An assault with a deadly weapon occurs when an attacker accompanies a physical attack with a physical object capable of inflicting serious bodily injury or death, by virtue of its design or construction. Because the use of a dangerous object creates a risk of such serious consequences, all states classify assault with a deadly weapon as a felony. (Judges and lawyers often refer to the crime as "ADW.")
"Deadly weapon" generally refers to a wide range of objects that can inflict mortal or great bodily harm—for example a car or a golf club. Some states consider knives and guns as "deadly weapons per se," which means that the prosecutor need not present evidence of their ability to cause mortal or serious injury. And some instruments, such as pocketknives, shoes, canes, walking sticks, and stones, while not deadly by design, can become "deadly weapons" depending on how the defendant has used them.

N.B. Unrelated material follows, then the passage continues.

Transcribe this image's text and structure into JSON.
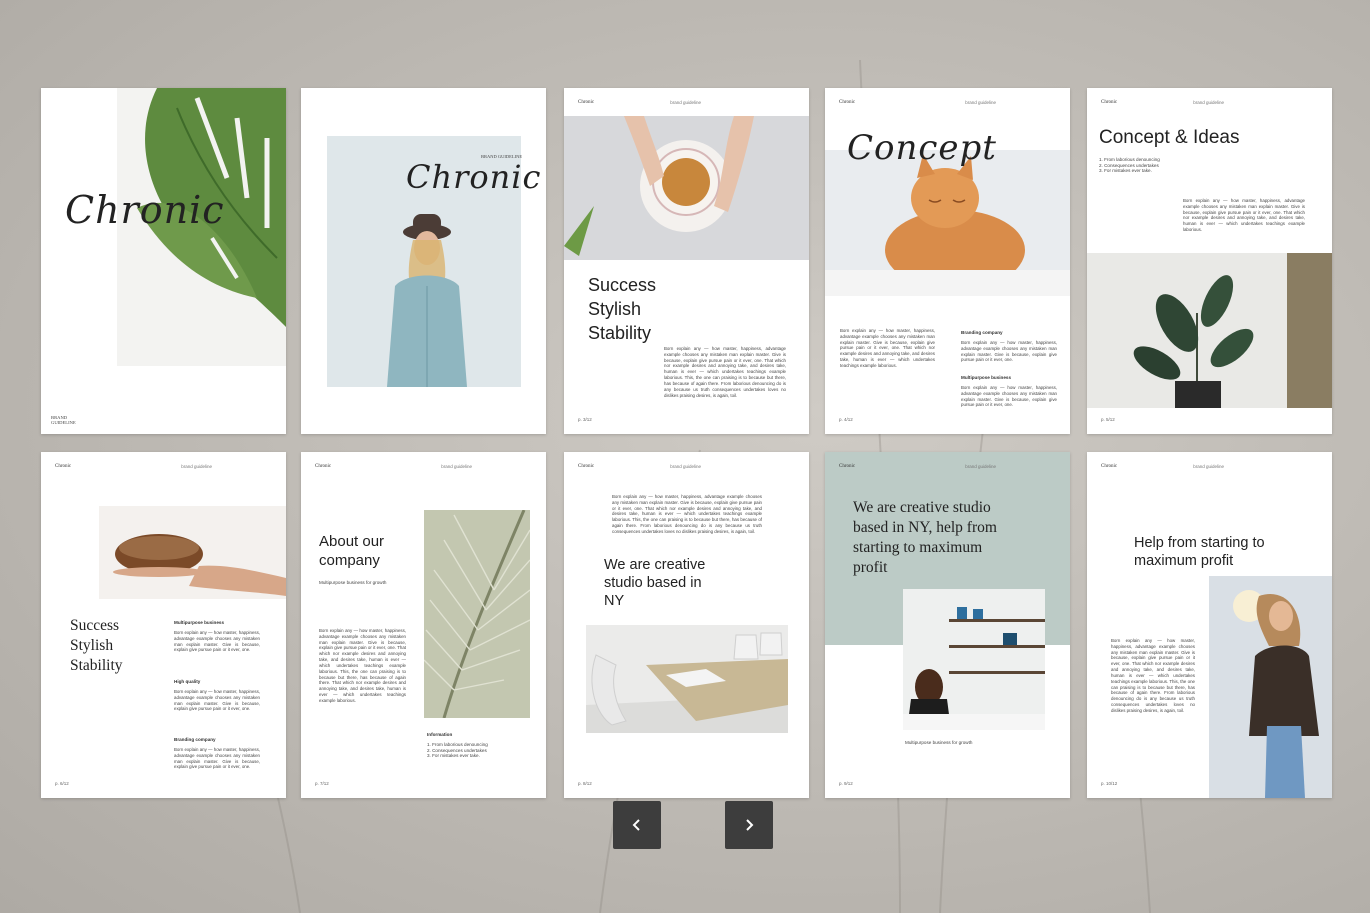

Even parts of the human body can be deadly weapons, such as feet, knees, arms, and teeth (people that are aware of their HIV+ status, who use their teeth to bite someone else or have unprotected sex with another person, may be charged with ADW or aggravated sexual assault).
Because a conviction of assault with a deadly weapon is a felony, defendants always face the possibility of state prison. The sentence length varies from state to state. Judges may also impose fines and other consequences. Often, the sentence will depend on the actual serious bodily injuries that were inflicted or that could have been inflicted on the victim during the crime. In addition, other factors such as a prior record of assault or violent crimes will be taken into consideration. Please see table below for list of penalties by state.

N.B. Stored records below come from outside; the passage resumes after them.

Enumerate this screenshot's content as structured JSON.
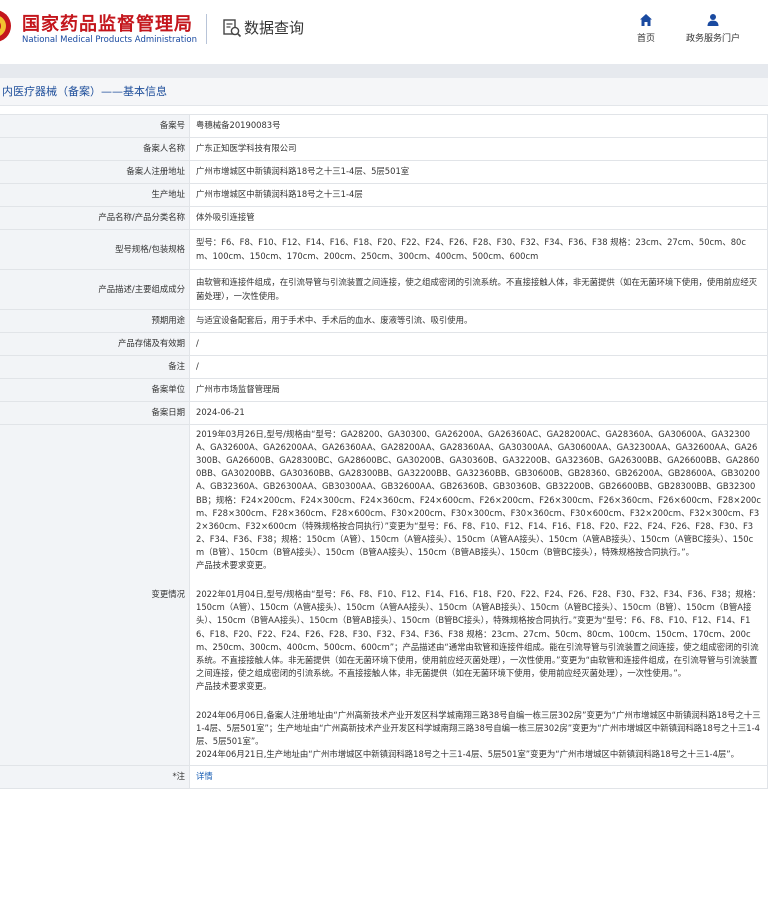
{
  "header": {
    "brand_cn": "国家药品监督管理局",
    "brand_en": "National Medical Products Administration",
    "section_name": "数据查询",
    "nav": [
      {
        "label": "首页",
        "icon": "home-icon"
      },
      {
        "label": "政务服务门户",
        "icon": "user-icon"
      }
    ],
    "colors": {
      "brand_red": "#c4161c",
      "brand_blue": "#1a4aa0"
    }
  },
  "section_title": "内医疗器械（备案）——基本信息",
  "fields": {
    "record_no": {
      "label": "备案号",
      "value": "粤穗械备20190083号"
    },
    "registrant_name": {
      "label": "备案人名称",
      "value": "广东正知医学科技有限公司"
    },
    "registrant_address": {
      "label": "备案人注册地址",
      "value": "广州市增城区中新镇润科路18号之十三1-4层、5层501室"
    },
    "production_address": {
      "label": "生产地址",
      "value": "广州市增城区中新镇润科路18号之十三1-4层"
    },
    "product_name": {
      "label": "产品名称/产品分类名称",
      "value": "体外吸引连接管"
    },
    "model_spec": {
      "label": "型号规格/包装规格",
      "value": "型号：F6、F8、F10、F12、F14、F16、F18、F20、F22、F24、F26、F28、F30、F32、F34、F36、F38 规格：23cm、27cm、50cm、80cm、100cm、150cm、170cm、200cm、250cm、300cm、400cm、500cm、600cm"
    },
    "description": {
      "label": "产品描述/主要组成成分",
      "value": "由软管和连接件组成，在引流导管与引流装置之间连接，使之组成密闭的引流系统。不直接接触人体，非无菌提供（如在无菌环境下使用，使用前应经灭菌处理），一次性使用。"
    },
    "intended_use": {
      "label": "预期用途",
      "value": "与适宜设备配套后，用于手术中、手术后的血水、废液等引流、吸引使用。"
    },
    "storage": {
      "label": "产品存储及有效期",
      "value": "/"
    },
    "remark": {
      "label": "备注",
      "value": "/"
    },
    "record_unit": {
      "label": "备案单位",
      "value": "广州市市场监督管理局"
    },
    "record_date": {
      "label": "备案日期",
      "value": "2024-06-21"
    },
    "changes": {
      "label": "变更情况",
      "items": [
        "2019年03月26日,型号/规格由“型号：GA28200、GA30300、GA26200A、GA26360AC、GA28200AC、GA28360A、GA30600A、GA32300A、GA32600A、GA26200AA、GA26360AA、GA28200AA、GA28360AA、GA30300AA、GA30600AA、GA32300AA、GA32600AA、GA26300B、GA26600B、GA28300BC、GA28600BC、GA30200B、GA30360B、GA32200B、GA32360B、GA26300BB、GA26600BB、GA28600BB、GA30200BB、GA30360BB、GA28300BB、GA32200BB、GA32360BB、GB30600B、GB28360、GB26200A、GB28600A、GB30200A、GB32360A、GB26300AA、GB30300AA、GB32600AA、GB26360B、GB30360B、GB32200B、GB26600BB、GB28300BB、GB32300BB；规格：F24×200cm、F24×300cm、F24×360cm、F24×600cm、F26×200cm、F26×300cm、F26×360cm、F26×600cm、F28×200cm、F28×300cm、F28×360cm、F28×600cm、F30×200cm、F30×300cm、F30×360cm、F30×600cm、F32×200cm、F32×300cm、F32×360cm、F32×600cm（特殊规格按合同执行）”变更为“型号：F6、F8、F10、F12、F14、F16、F18、F20、F22、F24、F26、F28、F30、F32、F34、F36、F38；规格：150cm（A管）、150cm（A管A接头）、150cm（A管AA接头）、150cm（A管AB接头）、150cm（A管BC接头）、150cm（B管）、150cm（B管A接头）、150cm（B管AA接头）、150cm（B管AB接头）、150cm（B管BC接头），特殊规格按合同执行。”。\n产品技术要求变更。",
        "2022年01月04日,型号/规格由“型号：F6、F8、F10、F12、F14、F16、F18、F20、F22、F24、F26、F28、F30、F32、F34、F36、F38；规格：150cm（A管）、150cm（A管A接头）、150cm（A管AA接头）、150cm（A管AB接头）、150cm（A管BC接头）、150cm（B管）、150cm（B管A接头）、150cm（B管AA接头）、150cm（B管AB接头）、150cm（B管BC接头），特殊规格按合同执行。”变更为“型号：F6、F8、F10、F12、F14、F16、F18、F20、F22、F24、F26、F28、F30、F32、F34、F36、F38 规格：23cm、27cm、50cm、80cm、100cm、150cm、170cm、200cm、250cm、300cm、400cm、500cm、600cm”；产品描述由“通常由软管和连接件组成。能在引流导管与引流装置之间连接，使之组成密闭的引流系统。不直接接触人体。非无菌提供（如在无菌环境下使用，使用前应经灭菌处理），一次性使用。”变更为“由软管和连接件组成，在引流导管与引流装置之间连接，使之组成密闭的引流系统。不直接接触人体，非无菌提供（如在无菌环境下使用，使用前应经灭菌处理），一次性使用。”。\n产品技术要求变更。",
        "2024年06月06日,备案人注册地址由“广州高新技术产业开发区科学城南翔三路38号自编一栋三层302房”变更为“广州市增城区中新镇润科路18号之十三1-4层、5层501室”；生产地址由“广州高新技术产业开发区科学城南翔三路38号自编一栋三层302房”变更为“广州市增城区中新镇润科路18号之十三1-4层、5层501室”。\n2024年06月21日,生产地址由“广州市增城区中新镇润科路18号之十三1-4层、5层501室”变更为“广州市增城区中新镇润科路18号之十三1-4层”。"
      ]
    },
    "note": {
      "label": "*注",
      "link_text": "详情"
    }
  }
}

In many states, judges have a wide degree of discretion when it comes to imposing a sentence for ADW. Factors such as the actual injury to the victim (or lack thereof), the relative ages of the victim and defendant, whether the defendant has a prior criminal record, and the strength of the prosecution's evidence will all affect the ultimate sentence. Experienced criminal defense attorneys will know how to make the most of evidence that supports a lesser sentence, and they may even be able to convince prosecutors to drop the charges to a less-serious misdemeanor assault. For these reasons, most defendants will need the assistance of an attorney familiar not only with the offense and any possible defenses, but someone who knows how these cases are typically treated by the prosecutors and judges who will handle the case.

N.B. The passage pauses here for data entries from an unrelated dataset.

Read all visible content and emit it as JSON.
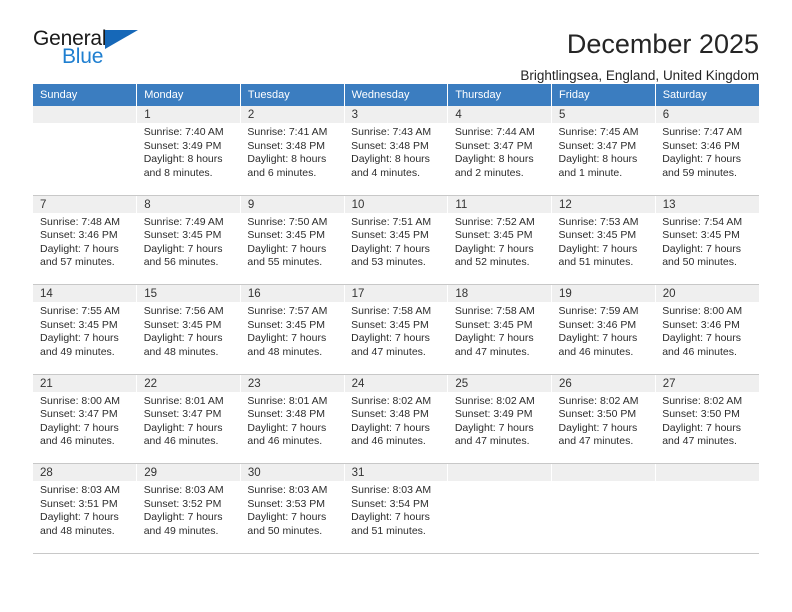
{
  "brand": {
    "name_part1": "General",
    "name_part2": "Blue",
    "triangle_icon": "triangle-icon",
    "accent_color": "#1f7fd0",
    "triangle_color": "#1668b8"
  },
  "header": {
    "title": "December 2025",
    "subtitle": "Brightlingsea, England, United Kingdom"
  },
  "calendar": {
    "header_bg": "#3b7dc0",
    "daynum_bg": "#efefef",
    "weekday_headers": [
      "Sunday",
      "Monday",
      "Tuesday",
      "Wednesday",
      "Thursday",
      "Friday",
      "Saturday"
    ],
    "weeks": [
      {
        "days": [
          {
            "num": "",
            "sunrise": "",
            "sunset": "",
            "daylight1": "",
            "daylight2": ""
          },
          {
            "num": "1",
            "sunrise": "Sunrise: 7:40 AM",
            "sunset": "Sunset: 3:49 PM",
            "daylight1": "Daylight: 8 hours",
            "daylight2": "and 8 minutes."
          },
          {
            "num": "2",
            "sunrise": "Sunrise: 7:41 AM",
            "sunset": "Sunset: 3:48 PM",
            "daylight1": "Daylight: 8 hours",
            "daylight2": "and 6 minutes."
          },
          {
            "num": "3",
            "sunrise": "Sunrise: 7:43 AM",
            "sunset": "Sunset: 3:48 PM",
            "daylight1": "Daylight: 8 hours",
            "daylight2": "and 4 minutes."
          },
          {
            "num": "4",
            "sunrise": "Sunrise: 7:44 AM",
            "sunset": "Sunset: 3:47 PM",
            "daylight1": "Daylight: 8 hours",
            "daylight2": "and 2 minutes."
          },
          {
            "num": "5",
            "sunrise": "Sunrise: 7:45 AM",
            "sunset": "Sunset: 3:47 PM",
            "daylight1": "Daylight: 8 hours",
            "daylight2": "and 1 minute."
          },
          {
            "num": "6",
            "sunrise": "Sunrise: 7:47 AM",
            "sunset": "Sunset: 3:46 PM",
            "daylight1": "Daylight: 7 hours",
            "daylight2": "and 59 minutes."
          }
        ]
      },
      {
        "days": [
          {
            "num": "7",
            "sunrise": "Sunrise: 7:48 AM",
            "sunset": "Sunset: 3:46 PM",
            "daylight1": "Daylight: 7 hours",
            "daylight2": "and 57 minutes."
          },
          {
            "num": "8",
            "sunrise": "Sunrise: 7:49 AM",
            "sunset": "Sunset: 3:45 PM",
            "daylight1": "Daylight: 7 hours",
            "daylight2": "and 56 minutes."
          },
          {
            "num": "9",
            "sunrise": "Sunrise: 7:50 AM",
            "sunset": "Sunset: 3:45 PM",
            "daylight1": "Daylight: 7 hours",
            "daylight2": "and 55 minutes."
          },
          {
            "num": "10",
            "sunrise": "Sunrise: 7:51 AM",
            "sunset": "Sunset: 3:45 PM",
            "daylight1": "Daylight: 7 hours",
            "daylight2": "and 53 minutes."
          },
          {
            "num": "11",
            "sunrise": "Sunrise: 7:52 AM",
            "sunset": "Sunset: 3:45 PM",
            "daylight1": "Daylight: 7 hours",
            "daylight2": "and 52 minutes."
          },
          {
            "num": "12",
            "sunrise": "Sunrise: 7:53 AM",
            "sunset": "Sunset: 3:45 PM",
            "daylight1": "Daylight: 7 hours",
            "daylight2": "and 51 minutes."
          },
          {
            "num": "13",
            "sunrise": "Sunrise: 7:54 AM",
            "sunset": "Sunset: 3:45 PM",
            "daylight1": "Daylight: 7 hours",
            "daylight2": "and 50 minutes."
          }
        ]
      },
      {
        "days": [
          {
            "num": "14",
            "sunrise": "Sunrise: 7:55 AM",
            "sunset": "Sunset: 3:45 PM",
            "daylight1": "Daylight: 7 hours",
            "daylight2": "and 49 minutes."
          },
          {
            "num": "15",
            "sunrise": "Sunrise: 7:56 AM",
            "sunset": "Sunset: 3:45 PM",
            "daylight1": "Daylight: 7 hours",
            "daylight2": "and 48 minutes."
          },
          {
            "num": "16",
            "sunrise": "Sunrise: 7:57 AM",
            "sunset": "Sunset: 3:45 PM",
            "daylight1": "Daylight: 7 hours",
            "daylight2": "and 48 minutes."
          },
          {
            "num": "17",
            "sunrise": "Sunrise: 7:58 AM",
            "sunset": "Sunset: 3:45 PM",
            "daylight1": "Daylight: 7 hours",
            "daylight2": "and 47 minutes."
          },
          {
            "num": "18",
            "sunrise": "Sunrise: 7:58 AM",
            "sunset": "Sunset: 3:45 PM",
            "daylight1": "Daylight: 7 hours",
            "daylight2": "and 47 minutes."
          },
          {
            "num": "19",
            "sunrise": "Sunrise: 7:59 AM",
            "sunset": "Sunset: 3:46 PM",
            "daylight1": "Daylight: 7 hours",
            "daylight2": "and 46 minutes."
          },
          {
            "num": "20",
            "sunrise": "Sunrise: 8:00 AM",
            "sunset": "Sunset: 3:46 PM",
            "daylight1": "Daylight: 7 hours",
            "daylight2": "and 46 minutes."
          }
        ]
      },
      {
        "days": [
          {
            "num": "21",
            "sunrise": "Sunrise: 8:00 AM",
            "sunset": "Sunset: 3:47 PM",
            "daylight1": "Daylight: 7 hours",
            "daylight2": "and 46 minutes."
          },
          {
            "num": "22",
            "sunrise": "Sunrise: 8:01 AM",
            "sunset": "Sunset: 3:47 PM",
            "daylight1": "Daylight: 7 hours",
            "daylight2": "and 46 minutes."
          },
          {
            "num": "23",
            "sunrise": "Sunrise: 8:01 AM",
            "sunset": "Sunset: 3:48 PM",
            "daylight1": "Daylight: 7 hours",
            "daylight2": "and 46 minutes."
          },
          {
            "num": "24",
            "sunrise": "Sunrise: 8:02 AM",
            "sunset": "Sunset: 3:48 PM",
            "daylight1": "Daylight: 7 hours",
            "daylight2": "and 46 minutes."
          },
          {
            "num": "25",
            "sunrise": "Sunrise: 8:02 AM",
            "sunset": "Sunset: 3:49 PM",
            "daylight1": "Daylight: 7 hours",
            "daylight2": "and 47 minutes."
          },
          {
            "num": "26",
            "sunrise": "Sunrise: 8:02 AM",
            "sunset": "Sunset: 3:50 PM",
            "daylight1": "Daylight: 7 hours",
            "daylight2": "and 47 minutes."
          },
          {
            "num": "27",
            "sunrise": "Sunrise: 8:02 AM",
            "sunset": "Sunset: 3:50 PM",
            "daylight1": "Daylight: 7 hours",
            "daylight2": "and 47 minutes."
          }
        ]
      },
      {
        "days": [
          {
            "num": "28",
            "sunrise": "Sunrise: 8:03 AM",
            "sunset": "Sunset: 3:51 PM",
            "daylight1": "Daylight: 7 hours",
            "daylight2": "and 48 minutes."
          },
          {
            "num": "29",
            "sunrise": "Sunrise: 8:03 AM",
            "sunset": "Sunset: 3:52 PM",
            "daylight1": "Daylight: 7 hours",
            "daylight2": "and 49 minutes."
          },
          {
            "num": "30",
            "sunrise": "Sunrise: 8:03 AM",
            "sunset": "Sunset: 3:53 PM",
            "daylight1": "Daylight: 7 hours",
            "daylight2": "and 50 minutes."
          },
          {
            "num": "31",
            "sunrise": "Sunrise: 8:03 AM",
            "sunset": "Sunset: 3:54 PM",
            "daylight1": "Daylight: 7 hours",
            "daylight2": "and 51 minutes."
          },
          {
            "num": "",
            "sunrise": "",
            "sunset": "",
            "daylight1": "",
            "daylight2": ""
          },
          {
            "num": "",
            "sunrise": "",
            "sunset": "",
            "daylight1": "",
            "daylight2": ""
          },
          {
            "num": "",
            "sunrise": "",
            "sunset": "",
            "daylight1": "",
            "daylight2": ""
          }
        ]
      }
    ]
  }
}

Find your state below to learn about the laws and penalties associated with assault and battery and assault with a deadly weapon.